--- Your task ---
Below are the records; repeat them in full, exactly.

[Dataset rows for apps and sites]
● ● ● ● ●

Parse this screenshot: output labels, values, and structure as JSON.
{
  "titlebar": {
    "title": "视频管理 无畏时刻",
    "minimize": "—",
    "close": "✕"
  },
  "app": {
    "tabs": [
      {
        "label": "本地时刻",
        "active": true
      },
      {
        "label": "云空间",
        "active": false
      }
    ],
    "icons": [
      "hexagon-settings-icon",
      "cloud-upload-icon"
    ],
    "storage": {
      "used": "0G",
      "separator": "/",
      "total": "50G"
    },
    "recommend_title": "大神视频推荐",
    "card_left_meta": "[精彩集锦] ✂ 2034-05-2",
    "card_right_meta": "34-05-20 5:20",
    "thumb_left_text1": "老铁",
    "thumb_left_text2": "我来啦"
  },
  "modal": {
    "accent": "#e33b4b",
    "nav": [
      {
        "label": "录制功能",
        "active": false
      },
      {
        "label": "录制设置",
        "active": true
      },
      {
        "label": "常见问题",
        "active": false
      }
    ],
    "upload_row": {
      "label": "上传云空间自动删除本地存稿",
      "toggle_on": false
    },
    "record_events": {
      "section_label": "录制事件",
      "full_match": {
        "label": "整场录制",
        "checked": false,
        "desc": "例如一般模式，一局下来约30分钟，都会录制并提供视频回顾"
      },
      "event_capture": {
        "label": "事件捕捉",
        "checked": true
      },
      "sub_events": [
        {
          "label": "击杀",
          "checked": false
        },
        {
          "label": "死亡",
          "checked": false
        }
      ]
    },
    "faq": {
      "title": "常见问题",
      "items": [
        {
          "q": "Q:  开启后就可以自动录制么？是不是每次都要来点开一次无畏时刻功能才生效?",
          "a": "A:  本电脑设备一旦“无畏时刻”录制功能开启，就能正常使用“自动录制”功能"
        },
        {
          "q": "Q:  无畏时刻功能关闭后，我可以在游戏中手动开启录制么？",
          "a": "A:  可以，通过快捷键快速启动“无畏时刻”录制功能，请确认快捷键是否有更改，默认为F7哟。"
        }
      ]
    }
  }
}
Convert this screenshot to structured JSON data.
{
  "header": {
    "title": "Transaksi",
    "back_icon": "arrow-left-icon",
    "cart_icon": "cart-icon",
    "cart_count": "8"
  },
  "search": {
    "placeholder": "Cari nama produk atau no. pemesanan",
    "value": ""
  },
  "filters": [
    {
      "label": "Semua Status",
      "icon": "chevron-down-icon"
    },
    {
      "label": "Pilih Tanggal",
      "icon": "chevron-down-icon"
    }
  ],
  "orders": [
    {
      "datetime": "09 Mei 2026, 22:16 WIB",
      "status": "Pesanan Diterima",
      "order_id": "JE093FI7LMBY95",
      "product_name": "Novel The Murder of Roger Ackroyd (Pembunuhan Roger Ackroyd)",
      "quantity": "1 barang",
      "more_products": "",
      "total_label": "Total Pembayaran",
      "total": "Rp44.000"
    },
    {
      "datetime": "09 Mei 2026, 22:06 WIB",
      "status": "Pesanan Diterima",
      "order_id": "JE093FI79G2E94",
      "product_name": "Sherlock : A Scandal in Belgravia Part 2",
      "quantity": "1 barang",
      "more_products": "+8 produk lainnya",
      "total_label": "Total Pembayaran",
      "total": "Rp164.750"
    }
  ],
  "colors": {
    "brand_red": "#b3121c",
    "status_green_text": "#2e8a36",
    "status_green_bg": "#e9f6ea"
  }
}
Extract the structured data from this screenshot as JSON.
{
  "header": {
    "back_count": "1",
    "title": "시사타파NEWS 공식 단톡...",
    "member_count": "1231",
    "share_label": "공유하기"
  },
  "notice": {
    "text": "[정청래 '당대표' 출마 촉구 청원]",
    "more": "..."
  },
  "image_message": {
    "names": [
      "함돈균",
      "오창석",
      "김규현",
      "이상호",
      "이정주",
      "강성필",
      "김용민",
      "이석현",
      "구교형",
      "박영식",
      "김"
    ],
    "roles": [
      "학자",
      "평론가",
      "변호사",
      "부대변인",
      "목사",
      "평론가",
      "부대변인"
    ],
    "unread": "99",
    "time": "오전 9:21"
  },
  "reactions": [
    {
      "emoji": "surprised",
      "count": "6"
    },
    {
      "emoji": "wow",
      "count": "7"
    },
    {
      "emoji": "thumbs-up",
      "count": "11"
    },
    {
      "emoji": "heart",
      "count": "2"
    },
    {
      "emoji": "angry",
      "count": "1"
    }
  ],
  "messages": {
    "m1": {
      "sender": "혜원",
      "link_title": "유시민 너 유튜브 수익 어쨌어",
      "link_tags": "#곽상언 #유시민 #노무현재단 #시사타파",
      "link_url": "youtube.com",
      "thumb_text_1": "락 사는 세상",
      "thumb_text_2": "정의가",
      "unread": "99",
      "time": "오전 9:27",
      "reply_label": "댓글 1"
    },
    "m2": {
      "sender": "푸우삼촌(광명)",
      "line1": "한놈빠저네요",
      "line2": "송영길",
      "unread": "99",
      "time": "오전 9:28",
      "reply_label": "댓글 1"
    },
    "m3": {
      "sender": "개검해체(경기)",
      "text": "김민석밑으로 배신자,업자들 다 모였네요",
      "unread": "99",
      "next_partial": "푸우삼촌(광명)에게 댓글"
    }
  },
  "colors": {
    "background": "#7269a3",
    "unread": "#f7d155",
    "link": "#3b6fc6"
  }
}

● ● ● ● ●

--- The completed task ---
Parse this screenshot: output labels, values, and structure as JSON.
{
  "titlebar": {
    "title": "视频管理 无畏时刻",
    "minimize": "—",
    "close": "✕"
  },
  "app": {
    "tabs": [
      {
        "label": "本地时刻",
        "active": true
      },
      {
        "label": "云空间",
        "active": false
      }
    ],
    "icons": [
      "hexagon-settings-icon",
      "cloud-upload-icon"
    ],
    "storage": {
      "used": "0G",
      "separator": "/",
      "total": "50G"
    },
    "recommend_title": "大神视频推荐",
    "card_left_meta": "[精彩集锦] ✂ 2034-05-2",
    "card_right_meta": "34-05-20 5:20",
    "thumb_left_text1": "老铁",
    "thumb_left_text2": "我来啦"
  },
  "modal": {
    "accent": "#e33b4b",
    "nav": [
      {
        "label": "录制功能",
        "active": false
      },
      {
        "label": "录制设置",
        "active": true
      },
      {
        "label": "常见问题",
        "active": false
      }
    ],
    "upload_row": {
      "label": "上传云空间自动删除本地存稿",
      "toggle_on": false
    },
    "record_events": {
      "section_label": "录制事件",
      "full_match": {
        "label": "整场录制",
        "checked": false,
        "desc": "例如一般模式，一局下来约30分钟，都会录制并提供视频回顾"
      },
      "event_capture": {
        "label": "事件捕捉",
        "checked": true
      },
      "sub_events": [
        {
          "label": "击杀",
          "checked": false
        },
        {
          "label": "死亡",
          "checked": false
        }
      ]
    },
    "faq": {
      "title": "常见问题",
      "items": [
        {
          "q": "Q:  开启后就可以自动录制么？是不是每次都要来点开一次无畏时刻功能才生效?",
          "a": "A:  本电脑设备一旦“无畏时刻”录制功能开启，就能正常使用“自动录制”功能"
        },
        {
          "q": "Q:  无畏时刻功能关闭后，我可以在游戏中手动开启录制么？",
          "a": "A:  可以，通过快捷键快速启动“无畏时刻”录制功能，请确认快捷键是否有更改，默认为F7哟。"
        }
      ]
    }
  }
}
Convert this screenshot to structured JSON data.
{
  "header": {
    "title": "Transaksi",
    "back_icon": "arrow-left-icon",
    "cart_icon": "cart-icon",
    "cart_count": "8"
  },
  "search": {
    "placeholder": "Cari nama produk atau no. pemesanan",
    "value": ""
  },
  "filters": [
    {
      "label": "Semua Status",
      "icon": "chevron-down-icon"
    },
    {
      "label": "Pilih Tanggal",
      "icon": "chevron-down-icon"
    }
  ],
  "orders": [
    {
      "datetime": "09 Mei 2026, 22:16 WIB",
      "status": "Pesanan Diterima",
      "order_id": "JE093FI7LMBY95",
      "product_name": "Novel The Murder of Roger Ackroyd (Pembunuhan Roger Ackroyd)",
      "quantity": "1 barang",
      "more_products": "",
      "total_label": "Total Pembayaran",
      "total": "Rp44.000"
    },
    {
      "datetime": "09 Mei 2026, 22:06 WIB",
      "status": "Pesanan Diterima",
      "order_id": "JE093FI79G2E94",
      "product_name": "Sherlock : A Scandal in Belgravia Part 2",
      "quantity": "1 barang",
      "more_products": "+8 produk lainnya",
      "total_label": "Total Pembayaran",
      "total": "Rp164.750"
    }
  ],
  "colors": {
    "brand_red": "#b3121c",
    "status_green_text": "#2e8a36",
    "status_green_bg": "#e9f6ea"
  }
}
Extract the structured data from this screenshot as JSON.
{
  "header": {
    "back_count": "1",
    "title": "시사타파NEWS 공식 단톡...",
    "member_count": "1231",
    "share_label": "공유하기"
  },
  "notice": {
    "text": "[정청래 '당대표' 출마 촉구 청원]",
    "more": "..."
  },
  "image_message": {
    "names": [
      "함돈균",
      "오창석",
      "김규현",
      "이상호",
      "이정주",
      "강성필",
      "김용민",
      "이석현",
      "구교형",
      "박영식",
      "김"
    ],
    "roles": [
      "학자",
      "평론가",
      "변호사",
      "부대변인",
      "목사",
      "평론가",
      "부대변인"
    ],
    "unread": "99",
    "time": "오전 9:21"
  },
  "reactions": [
    {
      "emoji": "surprised",
      "count": "6"
    },
    {
      "emoji": "wow",
      "count": "7"
    },
    {
      "emoji": "thumbs-up",
      "count": "11"
    },
    {
      "emoji": "heart",
      "count": "2"
    },
    {
      "emoji": "angry",
      "count": "1"
    }
  ],
  "messages": {
    "m1": {
      "sender": "혜원",
      "link_title": "유시민 너 유튜브 수익 어쨌어",
      "link_tags": "#곽상언 #유시민 #노무현재단 #시사타파",
      "link_url": "youtube.com",
      "thumb_text_1": "락 사는 세상",
      "thumb_text_2": "정의가",
      "unread": "99",
      "time": "오전 9:27",
      "reply_label": "댓글 1"
    },
    "m2": {
      "sender": "푸우삼촌(광명)",
      "line1": "한놈빠저네요",
      "line2": "송영길",
      "unread": "99",
      "time": "오전 9:28",
      "reply_label": "댓글 1"
    },
    "m3": {
      "sender": "개검해체(경기)",
      "text": "김민석밑으로 배신자,업자들 다 모였네요",
      "unread": "99",
      "next_partial": "푸우삼촌(광명)에게 댓글"
    }
  },
  "colors": {
    "background": "#7269a3",
    "unread": "#f7d155",
    "link": "#3b6fc6"
  }
}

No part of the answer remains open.